The relationship between objectively assessed physical activity and fatigue in patients with rheumatoid arthritis: Activity and fatigue are inversely correlated
Copyright © 2013 American College of Rheumatology
- Accepted manuscript online: 10 DEC 2013 02:33PM EST
- Manuscript Accepted: 26 NOV 2013
- Manuscript Revised: 19 NOV 2013
- Manuscript Received: 28 FEB 2013
- Dutch Rheumatoid Arthritis Foundation
- Cited By
Background Fatigue is generally associated with low physical activity in patients with various chronic medical conditions. However, such an association has not been reported among patients with rheumatoid arthritis (RA). The objectives of this study were to investigate 1) whether daily activity level is associated with fatigue in patients with RA, and 2) whether pain, disability, coping, and/or cognition are associated with the level of daily activity.

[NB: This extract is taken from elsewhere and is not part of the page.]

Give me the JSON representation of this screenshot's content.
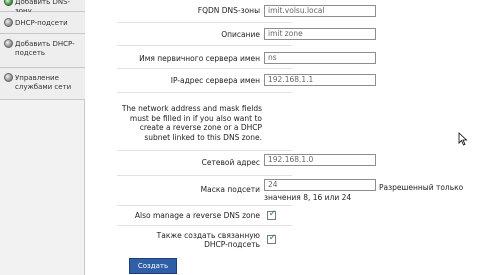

Methods Patients with RA who visited our outpatient clinic were recruited consecutively. Fatigue severity was measured using the Checklist Individual Strength (CIS20). Physical activity was measured for 14 consecutive days using an ankle-worn actometer. The daily activity level of each patient was calculated, and each patient was classified as having a low or high activity level with respect to the group average. Data were analyzed by linear regression.
Results 167 patients were included in the analysis; 25% had a low activity level, and 75% had a high activity level. A regression analysis revealed that higher activity levels were associated with reduced fatigue (p=0.008). The mean (±SD) CIS-fatigue score was 30.9 ± 12.3 among the patients with a high activity level and 35.7 ± 12.8 among the patients with a low activity level (p=0.015). Pain, disability, coping, and cognition were not associated significantly with daily activity level.
Conclusions Among patients with RA, a higher level of daily physical activity was associated with reduced levels of fatigue. This relationship was not explained by differences in gender, age, disease duration, pain, disability, or other fatigue-related factors. © 2013 American College of Rheumatology.